An earlier version of this paper received an honourable mention in the 2012 Otto Klineberg Intercultural and International Relations Award from the Society for the Psychological Study of Social Issues.
I use a Bayesian hierarchical latent trait model, and data from eight different university ranking systems, to estimate university quality. By combining information from different systems, I obtain more accurate ratings than are currently available from any single source. And rather than dropping institutions that receive only a few ratings, the model simply uses whatever information is available. In addition, while most ratings focus on point estimates and their attendant ranks, I focus on the uncertainty in quality estimates, showing that the difference between universities ranked 50th and 100th, and 100th and 250th, is insignificant. Finally, I also estimate the error implicit in each rating, allowing me to measure the accuracy of the various ranking systems.
This paper extends recent research on the operational-symbolic paradox in American politics: the presence of “conflicted conservatives” who hold conservative symbolic identities but are liberal on the issues. Using issue-level measures of ideological incongruence, we find that substantial numbers—over 30 percent—of Americans experience conflicted conservatism, particularly on the issues of education and welfare spending. We also, however, find that 20 percent of Americans exhibit conflicted liberalism. Our analysis of the determinants of ideological conflict confirms existing findings that conflicted conservativism is a function of low sophistication and religiosity. We also find, however, that partisan, ideological and ethnic identities influence the extent of conflicted conservatism and conflicted liberalism.
Little is known about the thousands of people who take part in communal violence. Existing research is largely based on interviews, impressionistic accounts and government records of arrestees. In contrast, this paper examines data from a novel survey of a representative sample of residents of Alexandra, a township in South Africa where a 2008 nation-wide wave of anti-immigrant riots began. Data on participation in the attacks were collected using a method ensuring the privacy of responses, thus potentially reducing response bias. In contrast to the conclusions of existing research, which emphasize the participation of young males, the survey data reveal that a significant number of participants were female and participants were not particularly young, being 34 years old on average. Participants are more likely to support an opposition party, attend community policing meetings and have a high school education.
We test a model of US electoral politics where activist groups contribute resources to their favoured parties. We find that presidential candidates in the United States are pulled from their convergent equilibrium position by the influence of activists. In particular, using American National Election Study survey data, we find that in the 2008 presidential election social activists were influential in the Democrat party and economic activists in the Republican party.

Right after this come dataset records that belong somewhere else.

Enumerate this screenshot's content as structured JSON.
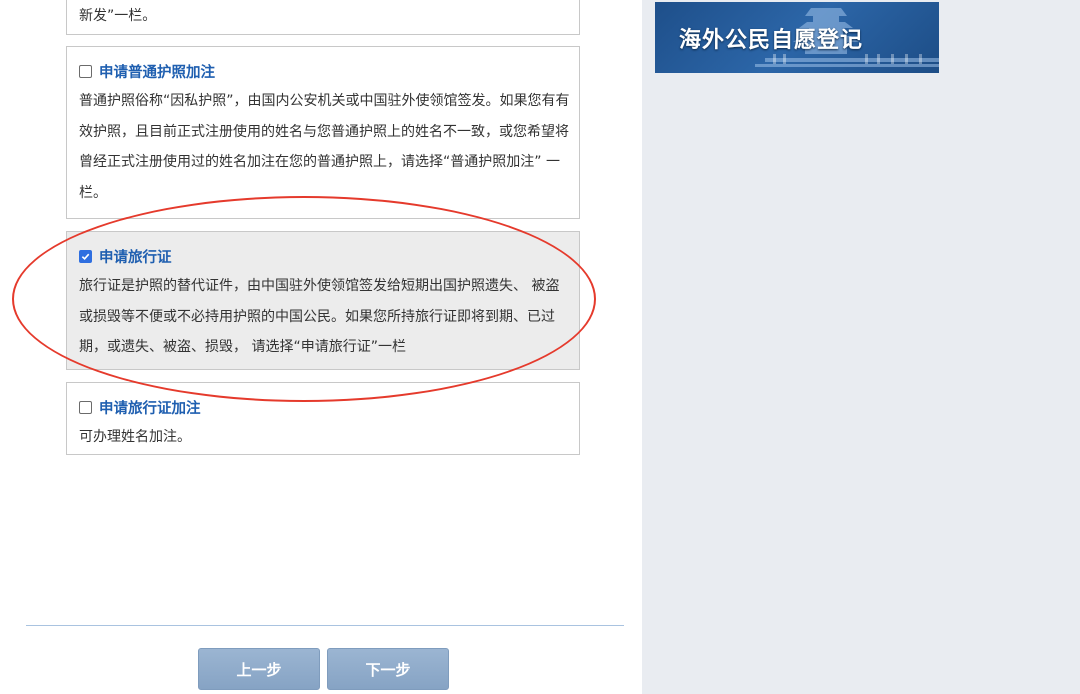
{
  "top_fragment_text": "新发”一栏。",
  "options": [
    {
      "title": "申请普通护照加注",
      "checked": false,
      "description": "普通护照俗称“因私护照”，由国内公安机关或中国驻外使领馆签发。如果您有有效护照，且目前正式注册使用的姓名与您普通护照上的姓名不一致，或您希望将曾经正式注册使用过的姓名加注在您的普通护照上，请选择“普通护照加注” 一栏。"
    },
    {
      "title": "申请旅行证",
      "checked": true,
      "description": "旅行证是护照的替代证件，由中国驻外使领馆签发给短期出国护照遗失、 被盗或损毁等不便或不必持用护照的中国公民。如果您所持旅行证即将到期、已过期，或遗失、被盗、损毁， 请选择“申请旅行证”一栏"
    },
    {
      "title": "申请旅行证加注",
      "checked": false,
      "description": "可办理姓名加注。"
    }
  ],
  "buttons": {
    "prev": "上一步",
    "next": "下一步"
  },
  "banner": {
    "text": "海外公民自愿登记"
  },
  "colors": {
    "option_title": "#1f5fb0",
    "annotation": "#e53a2c",
    "button_bg": "#8fabcb",
    "sidebar_bg": "#e9ecf1"
  }
}
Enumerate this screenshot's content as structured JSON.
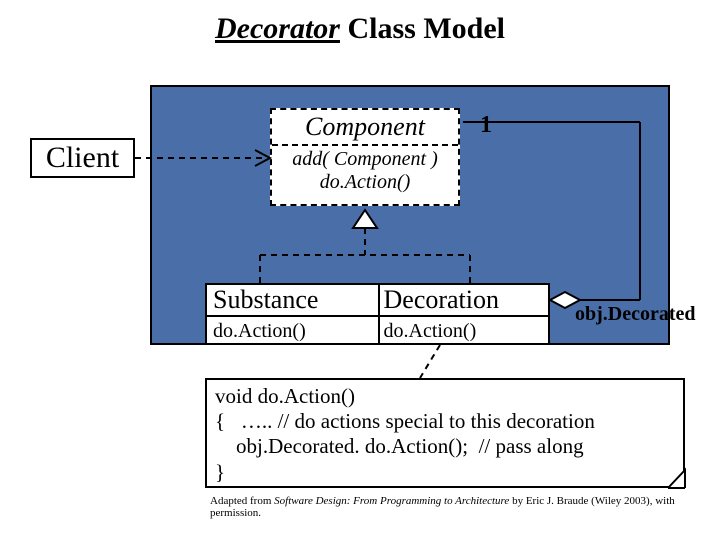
{
  "title": {
    "underlined": "Decorator",
    "rest": " Class Model"
  },
  "client": {
    "label": "Client"
  },
  "component": {
    "name": "Component",
    "method_add": "add( Component )",
    "method_do": "do.Action()"
  },
  "multiplicity_one": "1",
  "subclasses": {
    "substance_name": "Substance",
    "substance_method": "do.Action()",
    "decoration_name": "Decoration",
    "decoration_method": "do.Action()"
  },
  "aggregation_role": "obj.Decorated",
  "code_note": "void do.Action()\n{   ….. // do actions special to this decoration\n    obj.Decorated. do.Action();  // pass along\n}",
  "attribution": {
    "prefix": "Adapted from ",
    "book": "Software Design: From Programming to Architecture",
    "suffix": " by Eric J. Braude (Wiley 2003), with permission."
  }
}
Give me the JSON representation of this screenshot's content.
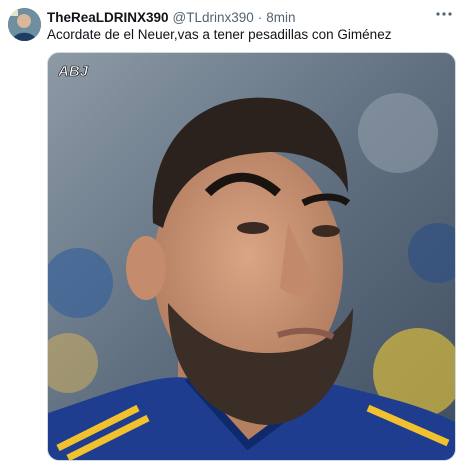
{
  "author": {
    "display_name": "TheReaLDRINX390",
    "handle": "@TLdrinx390",
    "separator": "·",
    "time": "8min"
  },
  "tweet_text": "Acordate de el Neuer,vas a tener pesadillas con Giménez",
  "media": {
    "watermark": "ABJ"
  },
  "icons": {
    "more": "more-options-icon"
  }
}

We investigate interracial “reconciliation” in South Africa, comparing how group levels of reconciliation have shifted from 2001 to 2004. Noting that contact is one of the most important drivers of reconciliation, we then examine the changing levels of intergroup contact over this time period.